| What the task asks |
Reprint all entries without any alteration.

| Entries shown |
=-=-=-=-=
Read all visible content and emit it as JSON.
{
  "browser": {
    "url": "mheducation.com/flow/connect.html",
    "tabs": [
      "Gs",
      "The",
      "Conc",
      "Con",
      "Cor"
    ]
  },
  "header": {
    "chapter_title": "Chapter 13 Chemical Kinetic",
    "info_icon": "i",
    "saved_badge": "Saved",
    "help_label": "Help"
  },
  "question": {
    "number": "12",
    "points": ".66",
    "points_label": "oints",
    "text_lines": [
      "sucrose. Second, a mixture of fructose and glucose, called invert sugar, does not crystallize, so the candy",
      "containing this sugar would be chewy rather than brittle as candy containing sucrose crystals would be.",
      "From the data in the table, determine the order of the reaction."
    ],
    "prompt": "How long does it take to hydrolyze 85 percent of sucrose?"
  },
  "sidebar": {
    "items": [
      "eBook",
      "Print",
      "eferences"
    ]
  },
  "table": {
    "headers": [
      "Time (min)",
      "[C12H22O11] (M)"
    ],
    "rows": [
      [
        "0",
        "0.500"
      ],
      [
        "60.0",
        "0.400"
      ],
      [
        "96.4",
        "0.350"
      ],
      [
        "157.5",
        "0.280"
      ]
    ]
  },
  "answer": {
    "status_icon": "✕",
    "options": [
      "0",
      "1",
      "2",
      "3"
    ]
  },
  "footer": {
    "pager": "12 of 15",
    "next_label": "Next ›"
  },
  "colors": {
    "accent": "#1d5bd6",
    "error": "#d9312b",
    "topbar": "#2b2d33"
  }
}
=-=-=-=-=
| Response to the exercise |
Read all visible content and emit it as JSON.
{
  "browser": {
    "url": "mheducation.com/flow/connect.html",
    "tabs": [
      "Gs",
      "The",
      "Conc",
      "Con",
      "Cor"
    ]
  },
  "header": {
    "chapter_title": "Chapter 13 Chemical Kinetic",
    "info_icon": "i",
    "saved_badge": "Saved",
    "help_label": "Help"
  },
  "question": {
    "number": "12",
    "points": ".66",
    "points_label": "oints",
    "text_lines": [
      "sucrose. Second, a mixture of fructose and glucose, called invert sugar, does not crystallize, so the candy",
      "containing this sugar would be chewy rather than brittle as candy containing sucrose crystals would be.",
      "From the data in the table, determine the order of the reaction."
    ],
    "prompt": "How long does it take to hydrolyze 85 percent of sucrose?"
  },
  "sidebar": {
    "items": [
      "eBook",
      "Print",
      "eferences"
    ]
  },
  "table": {
    "headers": [
      "Time (min)",
      "[C12H22O11] (M)"
    ],
    "rows": [
      [
        "0",
        "0.500"
      ],
      [
        "60.0",
        "0.400"
      ],
      [
        "96.4",
        "0.350"
      ],
      [
        "157.5",
        "0.280"
      ]
    ]
  },
  "answer": {
    "status_icon": "✕",
    "options": [
      "0",
      "1",
      "2",
      "3"
    ]
  },
  "footer": {
    "pager": "12 of 15",
    "next_label": "Next ›"
  },
  "colors": {
    "accent": "#1d5bd6",
    "error": "#d9312b",
    "topbar": "#2b2d33"
  }
}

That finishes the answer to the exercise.